■ WHAT TO PRODUCE
Isolate every line in the data with the string "style" and copy it.

■ DATA TO EXAMINE
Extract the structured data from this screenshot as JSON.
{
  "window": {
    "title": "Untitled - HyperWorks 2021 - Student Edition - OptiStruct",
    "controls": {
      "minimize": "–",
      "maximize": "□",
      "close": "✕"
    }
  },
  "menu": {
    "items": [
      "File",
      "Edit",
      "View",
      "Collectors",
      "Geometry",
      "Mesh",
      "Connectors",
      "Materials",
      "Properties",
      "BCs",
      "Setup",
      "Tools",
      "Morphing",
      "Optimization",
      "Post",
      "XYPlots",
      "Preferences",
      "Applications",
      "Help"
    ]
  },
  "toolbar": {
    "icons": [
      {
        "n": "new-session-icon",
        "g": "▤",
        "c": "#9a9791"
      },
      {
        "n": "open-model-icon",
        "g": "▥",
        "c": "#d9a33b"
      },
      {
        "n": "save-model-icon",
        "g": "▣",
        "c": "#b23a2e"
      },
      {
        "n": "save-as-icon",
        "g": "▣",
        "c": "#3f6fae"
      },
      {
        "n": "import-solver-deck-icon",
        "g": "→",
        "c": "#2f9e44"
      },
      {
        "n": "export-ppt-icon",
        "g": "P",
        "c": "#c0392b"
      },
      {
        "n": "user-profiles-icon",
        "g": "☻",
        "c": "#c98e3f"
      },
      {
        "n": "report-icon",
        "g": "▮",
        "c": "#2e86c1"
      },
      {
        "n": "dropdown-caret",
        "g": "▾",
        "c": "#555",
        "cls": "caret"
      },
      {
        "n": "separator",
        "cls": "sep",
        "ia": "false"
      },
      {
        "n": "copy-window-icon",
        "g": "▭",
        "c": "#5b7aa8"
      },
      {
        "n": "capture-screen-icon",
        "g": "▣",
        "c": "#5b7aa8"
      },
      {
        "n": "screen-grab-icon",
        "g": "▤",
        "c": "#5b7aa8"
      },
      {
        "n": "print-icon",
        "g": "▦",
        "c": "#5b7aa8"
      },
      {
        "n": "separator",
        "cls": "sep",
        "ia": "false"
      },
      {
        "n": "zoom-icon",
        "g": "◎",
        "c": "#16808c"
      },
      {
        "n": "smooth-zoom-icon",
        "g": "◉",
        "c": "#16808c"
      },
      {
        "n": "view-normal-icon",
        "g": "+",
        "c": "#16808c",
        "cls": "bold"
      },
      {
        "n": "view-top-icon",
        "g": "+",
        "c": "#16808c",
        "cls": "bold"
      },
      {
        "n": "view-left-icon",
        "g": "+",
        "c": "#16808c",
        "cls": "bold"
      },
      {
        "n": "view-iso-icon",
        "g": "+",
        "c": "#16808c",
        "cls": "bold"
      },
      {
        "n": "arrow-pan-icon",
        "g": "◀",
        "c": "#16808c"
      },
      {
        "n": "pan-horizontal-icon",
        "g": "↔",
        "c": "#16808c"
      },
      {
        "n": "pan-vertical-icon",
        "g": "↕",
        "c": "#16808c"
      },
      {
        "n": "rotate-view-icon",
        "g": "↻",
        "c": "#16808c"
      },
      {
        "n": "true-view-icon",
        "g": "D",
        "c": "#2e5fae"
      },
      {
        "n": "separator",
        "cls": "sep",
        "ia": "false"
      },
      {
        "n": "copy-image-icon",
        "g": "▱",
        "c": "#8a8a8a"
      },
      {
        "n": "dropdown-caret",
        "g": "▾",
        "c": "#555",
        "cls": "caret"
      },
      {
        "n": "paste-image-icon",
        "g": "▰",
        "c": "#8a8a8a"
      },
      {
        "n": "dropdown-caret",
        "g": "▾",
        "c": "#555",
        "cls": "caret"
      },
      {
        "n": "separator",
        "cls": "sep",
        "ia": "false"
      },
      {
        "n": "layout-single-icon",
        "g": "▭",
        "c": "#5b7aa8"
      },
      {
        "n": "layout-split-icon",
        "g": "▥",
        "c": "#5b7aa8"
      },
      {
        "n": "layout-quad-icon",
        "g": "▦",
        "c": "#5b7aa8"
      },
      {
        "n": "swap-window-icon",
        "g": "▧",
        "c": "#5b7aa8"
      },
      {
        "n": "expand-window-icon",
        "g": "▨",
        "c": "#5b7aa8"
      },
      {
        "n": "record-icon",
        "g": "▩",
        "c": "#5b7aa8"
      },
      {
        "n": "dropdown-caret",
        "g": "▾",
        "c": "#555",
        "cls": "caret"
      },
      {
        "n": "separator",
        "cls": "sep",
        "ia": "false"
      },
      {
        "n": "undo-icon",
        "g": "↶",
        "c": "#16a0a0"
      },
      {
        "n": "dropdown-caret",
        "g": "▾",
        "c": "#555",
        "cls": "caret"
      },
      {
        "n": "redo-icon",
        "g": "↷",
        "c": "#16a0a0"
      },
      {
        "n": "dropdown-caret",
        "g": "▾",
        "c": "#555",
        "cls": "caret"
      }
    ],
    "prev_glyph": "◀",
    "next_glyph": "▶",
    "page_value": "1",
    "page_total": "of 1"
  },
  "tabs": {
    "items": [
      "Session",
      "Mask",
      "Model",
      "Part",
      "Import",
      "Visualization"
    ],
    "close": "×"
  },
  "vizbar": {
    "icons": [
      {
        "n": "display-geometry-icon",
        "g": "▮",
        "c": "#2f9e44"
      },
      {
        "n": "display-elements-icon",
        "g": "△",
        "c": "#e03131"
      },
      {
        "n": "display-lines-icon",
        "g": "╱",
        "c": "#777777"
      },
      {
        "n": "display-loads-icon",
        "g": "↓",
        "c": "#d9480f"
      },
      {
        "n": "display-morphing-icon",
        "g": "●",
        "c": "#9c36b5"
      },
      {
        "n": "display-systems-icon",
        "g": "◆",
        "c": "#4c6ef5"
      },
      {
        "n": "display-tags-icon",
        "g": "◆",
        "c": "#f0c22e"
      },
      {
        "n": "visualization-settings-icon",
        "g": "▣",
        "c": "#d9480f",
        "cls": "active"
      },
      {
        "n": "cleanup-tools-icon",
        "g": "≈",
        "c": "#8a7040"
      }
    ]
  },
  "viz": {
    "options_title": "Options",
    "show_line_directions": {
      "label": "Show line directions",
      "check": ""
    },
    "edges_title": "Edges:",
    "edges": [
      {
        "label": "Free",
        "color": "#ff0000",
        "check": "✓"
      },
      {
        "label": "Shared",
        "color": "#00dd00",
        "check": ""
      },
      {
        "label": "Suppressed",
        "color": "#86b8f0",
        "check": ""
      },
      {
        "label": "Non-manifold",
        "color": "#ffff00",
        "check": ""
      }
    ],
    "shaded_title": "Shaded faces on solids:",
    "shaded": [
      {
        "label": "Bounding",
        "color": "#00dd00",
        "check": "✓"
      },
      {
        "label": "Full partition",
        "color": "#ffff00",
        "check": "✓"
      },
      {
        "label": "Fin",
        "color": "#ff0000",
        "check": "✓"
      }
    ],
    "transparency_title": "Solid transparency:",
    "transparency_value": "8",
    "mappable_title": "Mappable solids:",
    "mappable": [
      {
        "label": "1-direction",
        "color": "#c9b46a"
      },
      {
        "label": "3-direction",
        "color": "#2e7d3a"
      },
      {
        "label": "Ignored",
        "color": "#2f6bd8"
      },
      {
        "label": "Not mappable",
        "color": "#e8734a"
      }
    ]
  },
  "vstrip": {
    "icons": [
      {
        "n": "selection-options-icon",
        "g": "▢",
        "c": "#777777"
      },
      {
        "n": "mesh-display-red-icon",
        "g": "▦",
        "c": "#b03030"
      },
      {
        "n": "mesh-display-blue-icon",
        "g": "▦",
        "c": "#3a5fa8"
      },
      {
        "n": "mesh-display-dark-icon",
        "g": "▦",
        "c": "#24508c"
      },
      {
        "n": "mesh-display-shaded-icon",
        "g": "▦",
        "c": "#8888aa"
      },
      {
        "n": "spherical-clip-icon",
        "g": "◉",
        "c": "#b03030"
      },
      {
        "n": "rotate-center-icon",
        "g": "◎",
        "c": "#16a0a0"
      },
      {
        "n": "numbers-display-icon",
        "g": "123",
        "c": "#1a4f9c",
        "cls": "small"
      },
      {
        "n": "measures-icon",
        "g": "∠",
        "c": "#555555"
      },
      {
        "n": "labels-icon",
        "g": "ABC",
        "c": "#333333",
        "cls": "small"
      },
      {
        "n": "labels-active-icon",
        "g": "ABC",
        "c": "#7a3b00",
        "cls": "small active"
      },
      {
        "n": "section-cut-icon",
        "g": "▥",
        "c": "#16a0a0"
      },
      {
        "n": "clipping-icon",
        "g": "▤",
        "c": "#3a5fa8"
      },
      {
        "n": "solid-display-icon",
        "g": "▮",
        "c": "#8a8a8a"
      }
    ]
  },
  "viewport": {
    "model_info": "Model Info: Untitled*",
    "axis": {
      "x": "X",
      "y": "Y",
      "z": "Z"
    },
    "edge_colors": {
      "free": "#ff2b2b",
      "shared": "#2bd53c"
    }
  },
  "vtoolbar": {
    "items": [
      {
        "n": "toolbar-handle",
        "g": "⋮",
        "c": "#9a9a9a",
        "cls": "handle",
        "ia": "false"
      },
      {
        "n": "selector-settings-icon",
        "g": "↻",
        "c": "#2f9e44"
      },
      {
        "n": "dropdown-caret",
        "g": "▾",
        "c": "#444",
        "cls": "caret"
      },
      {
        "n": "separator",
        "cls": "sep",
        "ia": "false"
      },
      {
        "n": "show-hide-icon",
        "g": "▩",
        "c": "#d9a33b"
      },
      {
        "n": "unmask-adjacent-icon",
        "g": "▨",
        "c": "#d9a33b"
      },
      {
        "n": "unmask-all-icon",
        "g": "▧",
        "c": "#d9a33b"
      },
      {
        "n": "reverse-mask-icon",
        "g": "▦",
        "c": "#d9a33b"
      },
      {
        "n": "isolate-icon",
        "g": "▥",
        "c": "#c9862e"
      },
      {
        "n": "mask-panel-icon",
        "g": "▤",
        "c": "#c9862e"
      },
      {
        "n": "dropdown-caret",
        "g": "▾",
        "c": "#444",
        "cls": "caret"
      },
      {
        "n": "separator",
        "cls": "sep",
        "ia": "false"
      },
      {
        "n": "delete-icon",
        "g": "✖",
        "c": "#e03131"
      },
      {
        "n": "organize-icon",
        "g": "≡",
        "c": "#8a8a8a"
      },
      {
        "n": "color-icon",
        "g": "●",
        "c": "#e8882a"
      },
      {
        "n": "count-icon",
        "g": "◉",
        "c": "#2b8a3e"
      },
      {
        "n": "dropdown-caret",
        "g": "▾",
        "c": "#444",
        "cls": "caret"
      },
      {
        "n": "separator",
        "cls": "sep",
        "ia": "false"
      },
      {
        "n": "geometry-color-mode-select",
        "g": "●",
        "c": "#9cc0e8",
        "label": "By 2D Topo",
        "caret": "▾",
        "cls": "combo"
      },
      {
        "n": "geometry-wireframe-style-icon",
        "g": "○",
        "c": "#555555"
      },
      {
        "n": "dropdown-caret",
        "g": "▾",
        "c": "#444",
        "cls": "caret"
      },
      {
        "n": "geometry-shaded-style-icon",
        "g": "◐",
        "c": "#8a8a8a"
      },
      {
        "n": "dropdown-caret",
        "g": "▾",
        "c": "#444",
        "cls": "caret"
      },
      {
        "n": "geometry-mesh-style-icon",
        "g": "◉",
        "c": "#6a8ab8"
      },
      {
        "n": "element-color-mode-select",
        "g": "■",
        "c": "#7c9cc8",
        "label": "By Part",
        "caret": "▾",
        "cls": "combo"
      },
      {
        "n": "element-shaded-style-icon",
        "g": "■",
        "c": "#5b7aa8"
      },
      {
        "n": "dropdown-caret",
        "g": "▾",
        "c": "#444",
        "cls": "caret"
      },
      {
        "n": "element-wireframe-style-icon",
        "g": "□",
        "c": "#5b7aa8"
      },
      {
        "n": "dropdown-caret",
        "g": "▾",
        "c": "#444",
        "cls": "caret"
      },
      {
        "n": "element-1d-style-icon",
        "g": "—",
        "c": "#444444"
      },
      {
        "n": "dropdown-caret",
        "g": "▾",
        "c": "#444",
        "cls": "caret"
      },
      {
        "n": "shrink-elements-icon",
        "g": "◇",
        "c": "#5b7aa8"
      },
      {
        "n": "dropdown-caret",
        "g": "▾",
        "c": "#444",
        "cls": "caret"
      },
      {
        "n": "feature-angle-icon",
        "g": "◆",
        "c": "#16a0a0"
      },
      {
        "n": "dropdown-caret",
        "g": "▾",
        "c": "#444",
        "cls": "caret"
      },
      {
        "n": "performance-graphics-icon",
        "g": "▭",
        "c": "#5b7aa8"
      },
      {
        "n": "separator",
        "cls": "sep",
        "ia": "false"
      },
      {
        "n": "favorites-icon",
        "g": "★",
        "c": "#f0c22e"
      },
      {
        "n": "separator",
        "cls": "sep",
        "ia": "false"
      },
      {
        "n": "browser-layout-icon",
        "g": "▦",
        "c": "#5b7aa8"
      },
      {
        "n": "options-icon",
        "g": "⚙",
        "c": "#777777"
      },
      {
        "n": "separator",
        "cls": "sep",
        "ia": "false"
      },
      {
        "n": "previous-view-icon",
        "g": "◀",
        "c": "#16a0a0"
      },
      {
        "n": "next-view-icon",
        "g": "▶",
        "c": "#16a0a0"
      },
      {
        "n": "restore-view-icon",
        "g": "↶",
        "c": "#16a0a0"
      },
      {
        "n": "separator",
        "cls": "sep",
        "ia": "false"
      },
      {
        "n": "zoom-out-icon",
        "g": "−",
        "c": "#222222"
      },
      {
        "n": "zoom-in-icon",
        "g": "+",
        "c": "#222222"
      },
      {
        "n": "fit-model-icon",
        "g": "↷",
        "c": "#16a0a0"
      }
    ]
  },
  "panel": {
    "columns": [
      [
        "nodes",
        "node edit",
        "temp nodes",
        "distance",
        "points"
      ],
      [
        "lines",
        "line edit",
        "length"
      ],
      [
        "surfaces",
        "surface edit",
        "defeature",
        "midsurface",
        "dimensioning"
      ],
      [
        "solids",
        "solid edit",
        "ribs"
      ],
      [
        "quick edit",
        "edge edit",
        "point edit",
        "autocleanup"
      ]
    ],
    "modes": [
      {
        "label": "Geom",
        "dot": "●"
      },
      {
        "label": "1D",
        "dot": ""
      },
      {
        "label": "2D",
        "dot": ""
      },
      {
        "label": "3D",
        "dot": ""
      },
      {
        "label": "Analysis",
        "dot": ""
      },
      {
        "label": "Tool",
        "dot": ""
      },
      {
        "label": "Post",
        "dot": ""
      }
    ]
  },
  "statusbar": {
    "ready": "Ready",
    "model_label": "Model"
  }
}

■ YOUR RESPONSE
        "n": "geometry-wireframe-style-icon",
        "n": "geometry-shaded-style-icon",
        "n": "geometry-mesh-style-icon",
        "n": "element-shaded-style-icon",
        "n": "element-wireframe-style-icon",
        "n": "element-1d-style-icon",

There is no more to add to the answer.